Lori and Marek Fuchs have never fought in their 16 years of marriage—except over money. In this column, Mr. and Mrs. Fuchs, a real-life married couple with three kids (ages 12, 8 and 5), articulate their very different approaches to personal finance.
This round, she says let’s get yet another pet. He says we’ve busted our budget by falling for the cute and fuzzy one too many times already.
It’s the animal lover versus the cheapskate. Who will win?
Mrs. Fuchs: So, I saw this really cute puppy today and I was thinking that it would make such a fun surprise for the kids. We already have dogs and cats, what’s one more? And I promise to clean up after it. What do you think?
Mr. Fuchs: The way things go around our house, which sometimes feels like a home for wayward animals, it would actually be more of a surprise if we passed on a puppy or kitten. But, really, they are four legged budget busters. We get caught up in the emotion of seeing a cute kitten and the kids begging and we don’t think clearly. Please, lets put an end to the madness.
Mrs. Fuchs: Pets aren’t about money! They are about unconditional love – that and cleaning up poop.
Mr. Fuchs: Everything is about the money, especially pets. (Want to learn about some of the nuttiest pet businesses out there? Click here.) In fact, the way people make decisions about getting pets with more of an emphasis on emotion than back-of-the envelope calculations make them a good metaphor for a lot of our spending decisions, said Ashley Parks, a financial adviser from Martin Financial Group in Dallas, who recently had to pay a surprise $300 for her dog’s after-hours emergency vet visit.

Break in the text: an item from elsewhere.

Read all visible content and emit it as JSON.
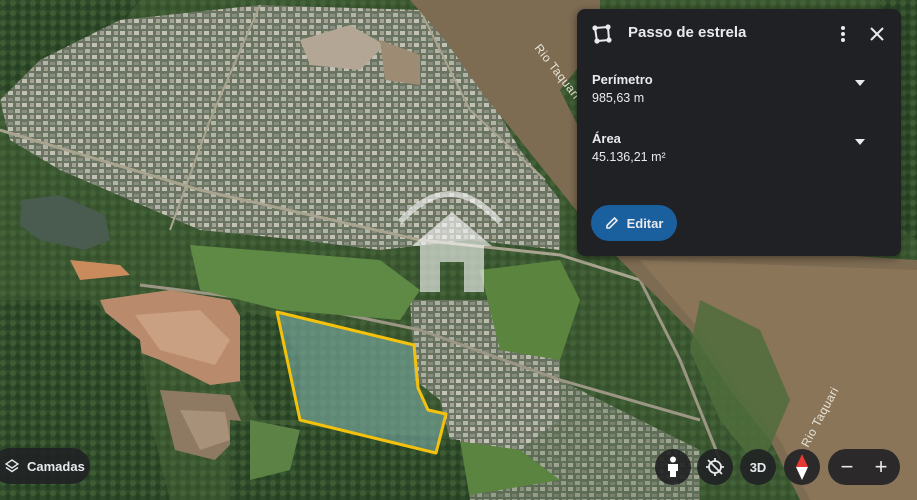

Look at us, a family who gives into cuteness and is all but handing chunks of college money to Petsmart (Stock Quote: PETM) as a consequence. At one point we were up to four cats. Now we are tipping the scales at two dogs.